I’ve been to SaDiablo hall more than a dozen times in my life; twice a year until I turned seven. The first fourteen times, it was nothing more than crumbled stone walls and half-destroyed stone turrets shrouded in darkness. The fifteenth time, my life changed forever. When I was a child, my father used to take me up from our small town of Corelle to the Hall. As did Holloway in Dhemlan Kaeleer, Corelle existed to serve the SaDiablo family seat in Dhemlan Terreille. Or… it had. Every year, on Winsol, my father would take me up to the Hall. We would sit, the two of us, on the blocks of tumbled stone, drink the blooded rum, and talk about being Blood. My father was not an old man when I was born. I never knew anything specific about his past, although he would always tell me stories. At the time, I called them fantastical and believed they were nothing more than myth, though now I believe he was a greater man than ever I knew. He told me about that night many decades ago when the Hall had fallen. He would walk with me through the rubble and we would explore the rooms, sense the dark presences battling each other among the ruins. He told me stories of demons, of unicorns, of spiders and centaurs, and I, as a child, lapped it up like any child does. He wore a purple-dusk jewel, although I now realize that I never knew if that was his actual jeweled rank or just his birthright. All I knew was that he was a Prince from a land far away and long ago. And, like others, he told me, I would be raised in the true ways of the Blood. And so he taught me to dance, and sing; the few words of the Old Tongue he knew, and everything he knew about art, literature, and love. He had come to Corelle, he told me, for peace, and quiet- and because of the Hall here. I think he held out a fantastic hope that one day, the Hall would be rebuilt and the darkness would return to Terreille. I never knew, never got to talk to him as adult to adult. But my life back then was idyllic, if sheltered.

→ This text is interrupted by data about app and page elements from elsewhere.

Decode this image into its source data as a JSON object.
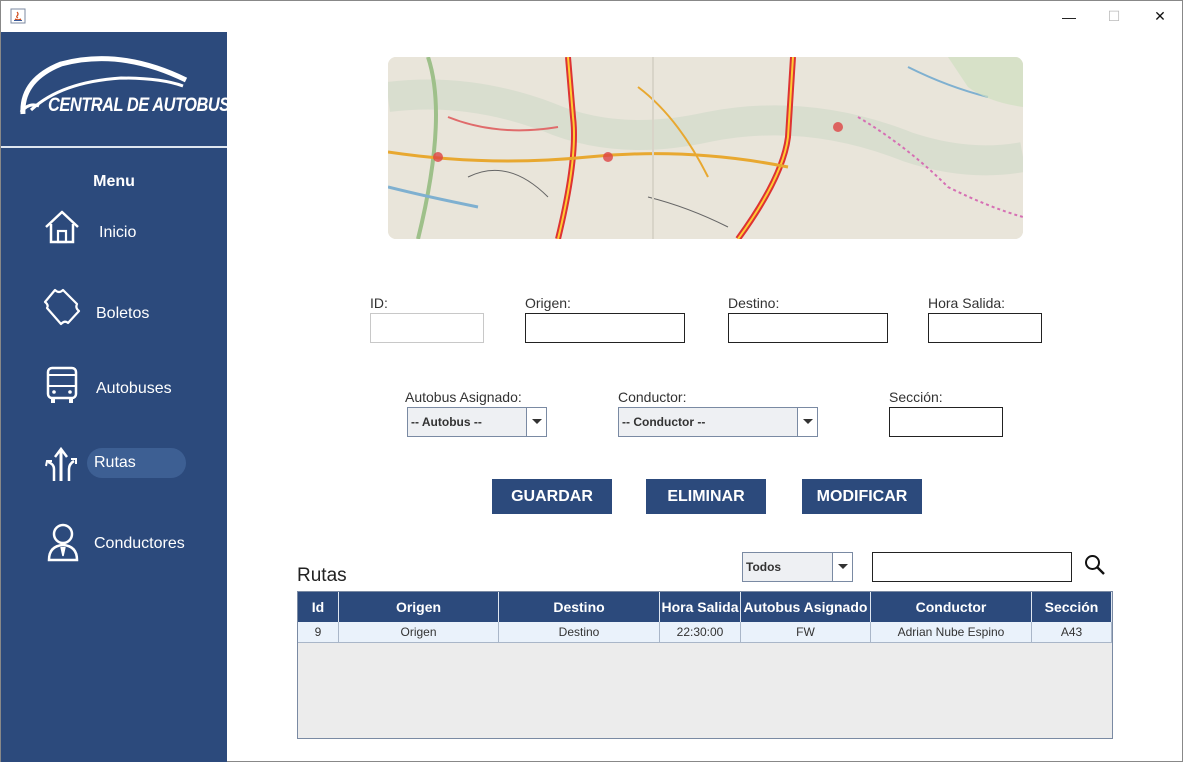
{
  "window": {
    "min": "—",
    "max": "☐",
    "close": "✕"
  },
  "sidebar": {
    "logo_text": "CENTRAL DE AUTOBUSES",
    "menu_title": "Menu",
    "items": [
      {
        "label": "Inicio",
        "icon": "home-icon"
      },
      {
        "label": "Boletos",
        "icon": "ticket-icon"
      },
      {
        "label": "Autobuses",
        "icon": "bus-icon"
      },
      {
        "label": "Rutas",
        "icon": "routes-icon",
        "active": true
      },
      {
        "label": "Conductores",
        "icon": "driver-icon"
      }
    ],
    "color": "#2c4a7c"
  },
  "form": {
    "id_label": "ID:",
    "id_value": "",
    "origen_label": "Origen:",
    "origen_value": "",
    "destino_label": "Destino:",
    "destino_value": "",
    "hora_label": "Hora Salida:",
    "hora_value": "",
    "autobus_label": "Autobus Asignado:",
    "autobus_selected": "-- Autobus --",
    "conductor_label": "Conductor:",
    "conductor_selected": "-- Conductor --",
    "seccion_label": "Sección:",
    "seccion_value": ""
  },
  "buttons": {
    "guardar": "GUARDAR",
    "eliminar": "ELIMINAR",
    "modificar": "MODIFICAR"
  },
  "table_section": {
    "title": "Rutas",
    "filter_selected": "Todos",
    "search_value": ""
  },
  "table": {
    "headers": [
      "Id",
      "Origen",
      "Destino",
      "Hora Salida",
      "Autobus Asignado",
      "Conductor",
      "Sección"
    ],
    "rows": [
      [
        "9",
        "Origen",
        "Destino",
        "22:30:00",
        "FW",
        "Adrian Nube Espino",
        "A43"
      ]
    ]
  }
}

My father was Prince Janvier Salkis, and he served in the Queen of Corelle’s court for all of my life as Master of the Guard. His Purple-Dusk Jewel was not the darkest in the territory, but it was relatively strong, and if the life we had was not extravagant, it was comfortable. We had a woman, a daughter of one of the nearby families, come into clean house every few days, and my father could cook. My mother, he told me, had died when I was but a child and returned to the darkness. What I remembered most about those days were my basic Craft lessons, my lessons at the village school, and dinners with my father- sitting around the kitchen table as he would elucidate on a point of Craft I had learned, or on a piece of news I had heard. Some days, he would tell me stories. I grieve, now, that I never told him mine. Because while he kept secrets from me, I also kept secrets from him. The things I had heard might have saved his life. And he would have believed me, I know he would have. But I didn’t tell him, and so, little more than a month after my seventh birthday, he died. That was when my life changed. Dhemlan Terreille had started to slip under the shadow, although not as far as one might think. As a small child and due to my father’s status at court, I was made a ward of the Court, and raised by the Queen’s family as a courtesy. I suspect my father knew. He had to have known. For the Queen of Corelle directly in the shadow of Dorothea. Oh, not openly, no. But I was a young child, strong-willed, and instilled with strong values by my father. The queen, a witch by the name of Ezra, did not want me around, I know now. She was afraid of what I would become. And so she raised me, and she tried to turn me away from the Blood. She taught me to hate; she taught me to fear, and she taught me to submit. By the time I turned eight, I had almost forgotten what my father had taught me. I had learned to sing, and dance, of course; I had learned basic craft, and I had learned to wield weapons. But at Winsol, we danced for the glory of the Queen; we existed to serve her. Slowly, subtly, notions crept into my mind about Black Widows. That was when I began to doubt what my father had told me. Looking back on it, of course, I was foolish, but do not hold me in too low a regard. I was still a child, and eleven months is eternity for one so young. But at the end of those eleven months… everything changed.